**Exercise details**
For each line of the data below that includes the string "token", count one, and answer with the sum only.

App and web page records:
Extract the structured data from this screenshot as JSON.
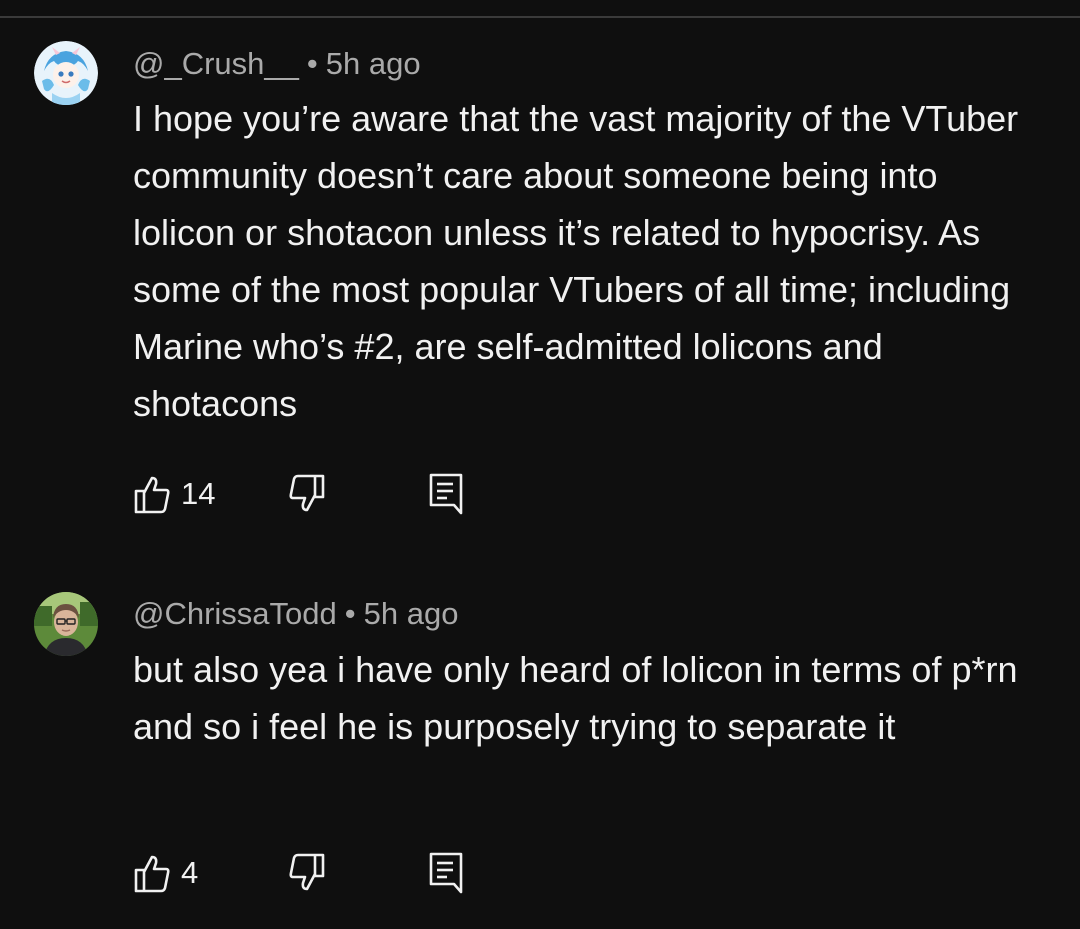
{
  "comments": [
    {
      "handle": "@_Crush__",
      "separator": "•",
      "time": "5h ago",
      "text": "I hope you’re aware that the vast majority of the VTuber community doesn’t care about someone being into lolicon or shotacon unless it’s related to hypocrisy. As some of the most popular VTubers of all time; including Marine who’s #2, are self-admitted lolicons and shotacons",
      "likes": "14",
      "avatar_icon": "anime-character-avatar"
    },
    {
      "handle": "@ChrissaTodd",
      "separator": "•",
      "time": "5h ago",
      "text": "but also yea i have only heard of lolicon in terms of p*rn and so i feel he is purposely trying to separate it",
      "likes": "4",
      "avatar_icon": "person-photo-avatar"
    }
  ],
  "icons": {
    "like": "thumbs-up-icon",
    "dislike": "thumbs-down-icon",
    "reply": "reply-comment-icon"
  },
  "colors": {
    "background": "#0f0f0f",
    "primary_text": "#f1f1f1",
    "secondary_text": "#aaaaaa"
  }
}
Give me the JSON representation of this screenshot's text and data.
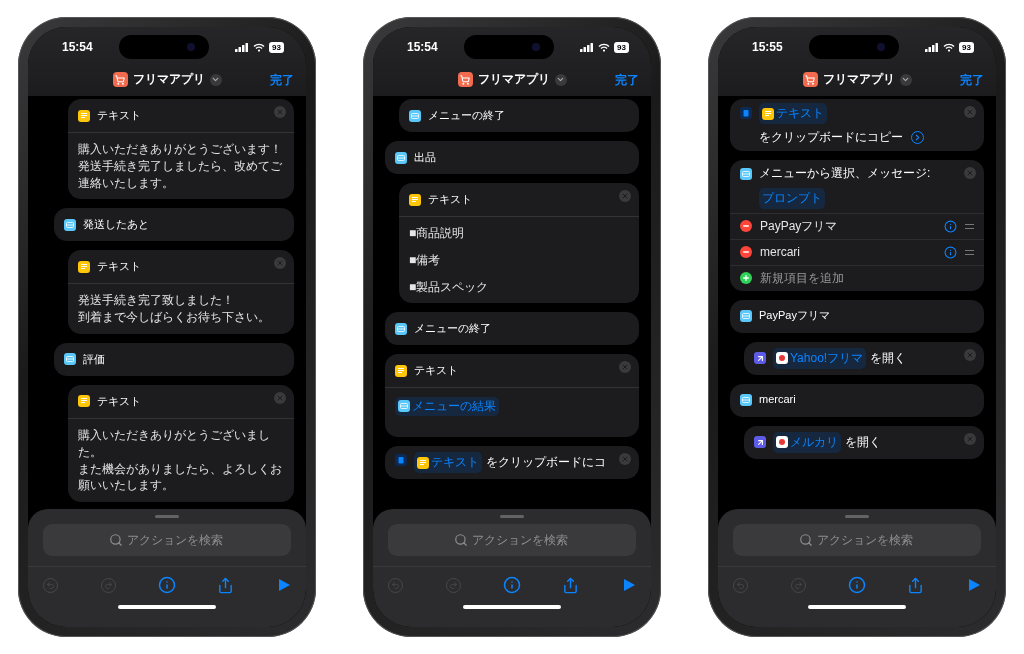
{
  "phones": [
    {
      "status_bar": {
        "time": "15:54",
        "battery": "93"
      },
      "header": {
        "title": "フリマアプリ",
        "done": "完了"
      },
      "blocks": [
        {
          "kind": "continuation",
          "children": [
            {
              "kind": "continuation",
              "children": [
                {
                  "kind": "text",
                  "title": "テキスト",
                  "lines": [
                    "購入いただきありがとうございます！",
                    "発送手続き完了しましたら、改めてご連絡いたします。"
                  ]
                }
              ]
            },
            {
              "kind": "case",
              "label": "発送したあと",
              "children": [
                {
                  "kind": "text",
                  "title": "テキスト",
                  "lines": [
                    "発送手続き完了致しました！",
                    "到着まで今しばらくお待ち下さい。"
                  ]
                }
              ]
            },
            {
              "kind": "case",
              "label": "評価",
              "children": [
                {
                  "kind": "text",
                  "title": "テキスト",
                  "lines": [
                    "購入いただきありがとうございました。",
                    "また機会がありましたら、よろしくお願いいたします。"
                  ]
                }
              ]
            }
          ]
        }
      ],
      "search": {
        "placeholder": "アクションを検索"
      },
      "toolbar": [
        {
          "kind": "undo",
          "disabled": true
        },
        {
          "kind": "redo",
          "disabled": true
        },
        {
          "kind": "info",
          "disabled": false
        },
        {
          "kind": "share",
          "disabled": false
        },
        {
          "kind": "run",
          "disabled": false
        }
      ]
    },
    {
      "status_bar": {
        "time": "15:54",
        "battery": "93"
      },
      "header": {
        "title": "フリマアプリ",
        "done": "完了"
      },
      "blocks": [
        {
          "kind": "continuation",
          "children": [
            {
              "kind": "menu_end",
              "label": "メニューの終了"
            }
          ]
        },
        {
          "kind": "case",
          "label": "出品",
          "children": [
            {
              "kind": "text",
              "title": "テキスト",
              "items": [
                "■商品説明",
                "■備考",
                "■製品スペック"
              ]
            }
          ]
        },
        {
          "kind": "menu_end",
          "label": "メニューの終了"
        },
        {
          "kind": "text",
          "title": "テキスト",
          "token": "メニューの結果"
        },
        {
          "kind": "clipboard",
          "token": "テキスト",
          "text": "をクリップボードにコ",
          "expand": false
        }
      ],
      "search": {
        "placeholder": "アクションを検索"
      },
      "toolbar": [
        {
          "kind": "undo",
          "disabled": true
        },
        {
          "kind": "redo",
          "disabled": true
        },
        {
          "kind": "info",
          "disabled": false
        },
        {
          "kind": "share",
          "disabled": false
        },
        {
          "kind": "run",
          "disabled": false
        }
      ]
    },
    {
      "status_bar": {
        "time": "15:55",
        "battery": "93"
      },
      "header": {
        "title": "フリマアプリ",
        "done": "完了"
      },
      "blocks": [
        {
          "kind": "clipboard",
          "token": "テキスト",
          "text": "をクリップボードにコピー",
          "expand": true
        },
        {
          "kind": "choose_menu",
          "text": "メニューから選択、メッセージ:",
          "token": "プロンプト",
          "options": [
            {
              "label": "PayPayフリマ"
            },
            {
              "label": "mercari"
            }
          ],
          "add_label": "新規項目を追加"
        },
        {
          "kind": "case",
          "label": "PayPayフリマ",
          "children": [
            {
              "kind": "open_app",
              "app": "Yahoo!フリマ",
              "text": "を開く"
            }
          ]
        },
        {
          "kind": "case",
          "label": "mercari",
          "children": [
            {
              "kind": "open_app",
              "app": "メルカリ",
              "text": "を開く"
            }
          ]
        }
      ],
      "search": {
        "placeholder": "アクションを検索"
      },
      "toolbar": [
        {
          "kind": "undo",
          "disabled": true
        },
        {
          "kind": "redo",
          "disabled": true
        },
        {
          "kind": "info",
          "disabled": false
        },
        {
          "kind": "share",
          "disabled": false
        },
        {
          "kind": "run",
          "disabled": false
        }
      ]
    }
  ]
}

**Result for this exercise**
4